---- The input

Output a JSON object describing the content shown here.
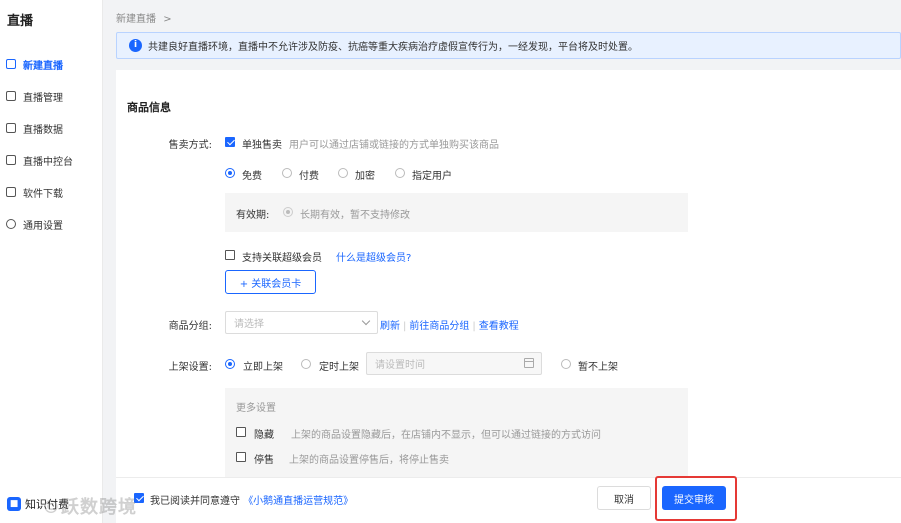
{
  "sidebar": {
    "title": "直播",
    "items": [
      {
        "label": "新建直播",
        "icon": "live-add-icon",
        "active": true
      },
      {
        "label": "直播管理",
        "icon": "list-icon"
      },
      {
        "label": "直播数据",
        "icon": "data-icon"
      },
      {
        "label": "直播中控台",
        "icon": "monitor-icon"
      },
      {
        "label": "软件下载",
        "icon": "download-icon"
      },
      {
        "label": "通用设置",
        "icon": "gear-icon"
      }
    ],
    "bottom": {
      "label": "知识付费",
      "icon": "app-logo-icon"
    },
    "watermark": "©跃数跨境"
  },
  "breadcrumb": {
    "current": "新建直播",
    "separator": ">"
  },
  "notice": {
    "icon": "info-icon",
    "text": "共建良好直播环境，直播中不允许涉及防疫、抗癌等重大疾病治疗虚假宣传行为，一经发现，平台将及时处置。"
  },
  "section_title": "商品信息",
  "sale": {
    "label": "售卖方式:",
    "single_checked": true,
    "single_label": "单独售卖",
    "single_desc": "用户可以通过店铺或链接的方式单独购买该商品",
    "pricing_options": [
      "免费",
      "付费",
      "加密",
      "指定用户"
    ],
    "pricing_selected": "免费",
    "validity_label": "有效期:",
    "validity_value": "长期有效，暂不支持修改",
    "member_checked": false,
    "member_label": "支持关联超级会员",
    "member_link": "什么是超级会员?",
    "link_card_button": "+ 关联会员卡"
  },
  "group": {
    "label": "商品分组:",
    "placeholder": "请选择",
    "links": [
      "刷新",
      "前往商品分组",
      "查看教程"
    ]
  },
  "shelf": {
    "label": "上架设置:",
    "options": [
      "立即上架",
      "定时上架",
      "暂不上架"
    ],
    "selected": "立即上架",
    "time_placeholder": "请设置时间",
    "more_title": "更多设置",
    "more_items": [
      {
        "label": "隐藏",
        "desc": "上架的商品设置隐藏后，在店铺内不显示，但可以通过链接的方式访问",
        "checked": false
      },
      {
        "label": "停售",
        "desc": "上架的商品设置停售后，将停止售卖",
        "checked": false
      }
    ]
  },
  "footer": {
    "agree_checked": true,
    "agree_text": "我已阅读并同意遵守",
    "agree_link": "《小鹅通直播运营规范》",
    "cancel": "取消",
    "submit": "提交审核"
  },
  "colors": {
    "accent": "#1a66ff",
    "highlight": "#e53935",
    "notice_bg": "#e8f1ff"
  }
}
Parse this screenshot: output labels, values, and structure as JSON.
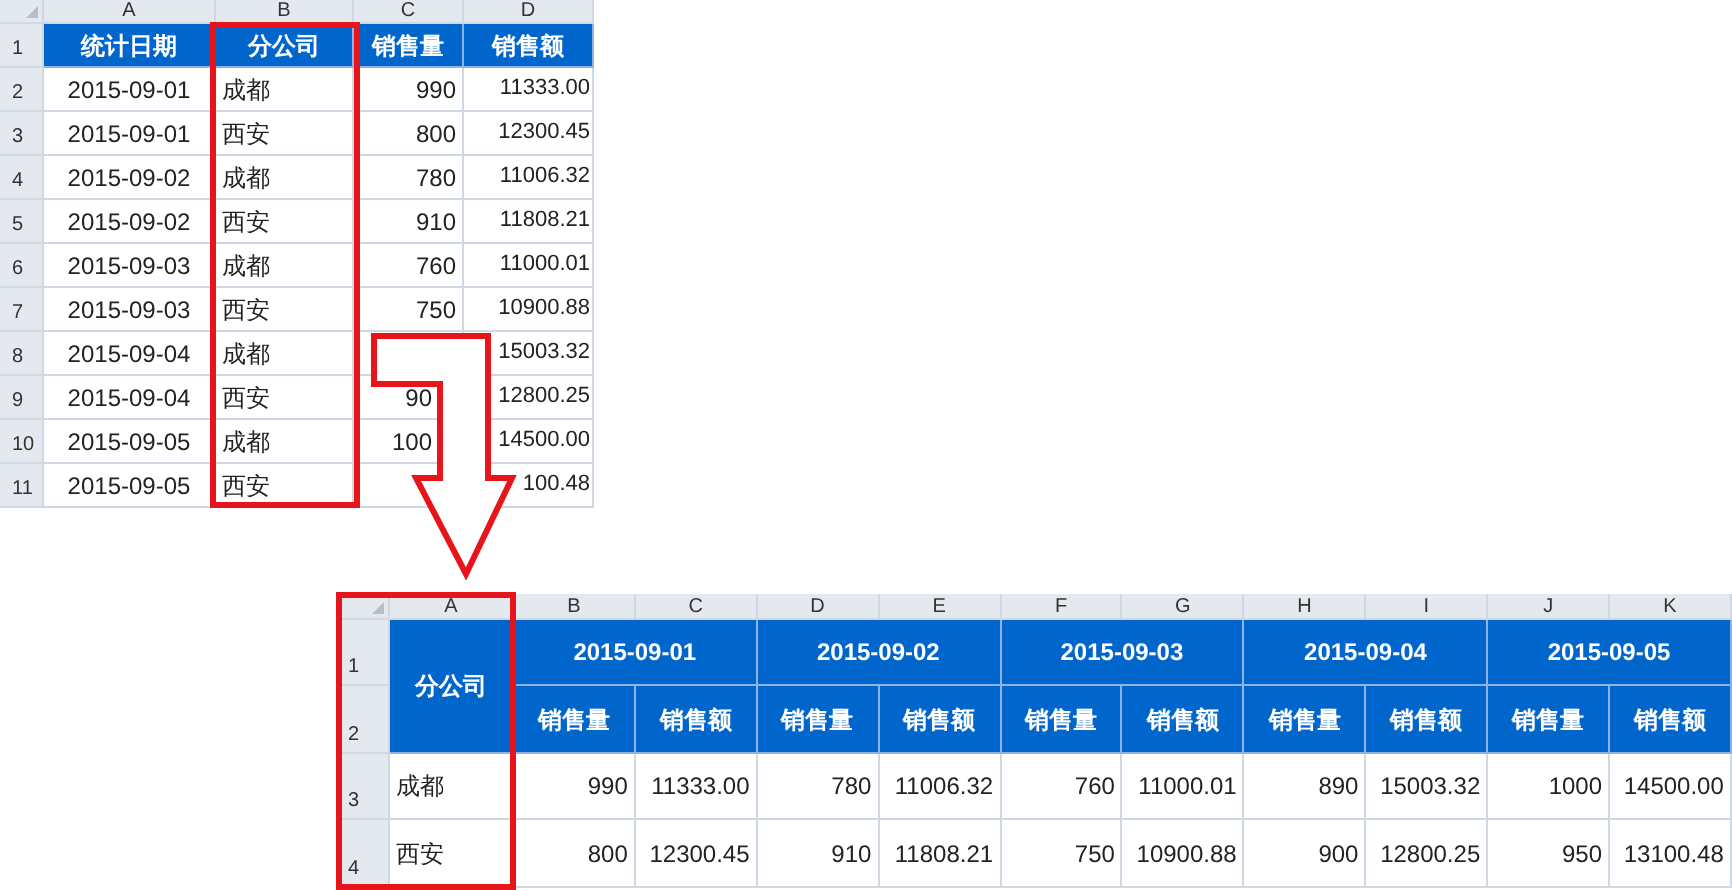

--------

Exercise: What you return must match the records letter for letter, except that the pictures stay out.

Written reply:
Output a JSON object describing the content shown here.
{
  "sidebar": {
    "title": "直播",
    "items": [
      {
        "label": "新建直播",
        "icon": "live-add-icon",
        "active": true
      },
      {
        "label": "直播管理",
        "icon": "list-icon"
      },
      {
        "label": "直播数据",
        "icon": "data-icon"
      },
      {
        "label": "直播中控台",
        "icon": "monitor-icon"
      },
      {
        "label": "软件下载",
        "icon": "download-icon"
      },
      {
        "label": "通用设置",
        "icon": "gear-icon"
      }
    ],
    "bottom": {
      "label": "知识付费",
      "icon": "app-logo-icon"
    },
    "watermark": "©跃数跨境"
  },
  "breadcrumb": {
    "current": "新建直播",
    "separator": ">"
  },
  "notice": {
    "icon": "info-icon",
    "text": "共建良好直播环境，直播中不允许涉及防疫、抗癌等重大疾病治疗虚假宣传行为，一经发现，平台将及时处置。"
  },
  "section_title": "商品信息",
  "sale": {
    "label": "售卖方式:",
    "single_checked": true,
    "single_label": "单独售卖",
    "single_desc": "用户可以通过店铺或链接的方式单独购买该商品",
    "pricing_options": [
      "免费",
      "付费",
      "加密",
      "指定用户"
    ],
    "pricing_selected": "免费",
    "validity_label": "有效期:",
    "validity_value": "长期有效，暂不支持修改",
    "member_checked": false,
    "member_label": "支持关联超级会员",
    "member_link": "什么是超级会员?",
    "link_card_button": "+ 关联会员卡"
  },
  "group": {
    "label": "商品分组:",
    "placeholder": "请选择",
    "links": [
      "刷新",
      "前往商品分组",
      "查看教程"
    ]
  },
  "shelf": {
    "label": "上架设置:",
    "options": [
      "立即上架",
      "定时上架",
      "暂不上架"
    ],
    "selected": "立即上架",
    "time_placeholder": "请设置时间",
    "more_title": "更多设置",
    "more_items": [
      {
        "label": "隐藏",
        "desc": "上架的商品设置隐藏后，在店铺内不显示，但可以通过链接的方式访问",
        "checked": false
      },
      {
        "label": "停售",
        "desc": "上架的商品设置停售后，将停止售卖",
        "checked": false
      }
    ]
  },
  "footer": {
    "agree_checked": true,
    "agree_text": "我已阅读并同意遵守",
    "agree_link": "《小鹅通直播运营规范》",
    "cancel": "取消",
    "submit": "提交审核"
  },
  "colors": {
    "accent": "#1a66ff",
    "highlight": "#e53935",
    "notice_bg": "#e8f1ff"
  }
}
Parse this screenshot: output labels, values, and structure as JSON.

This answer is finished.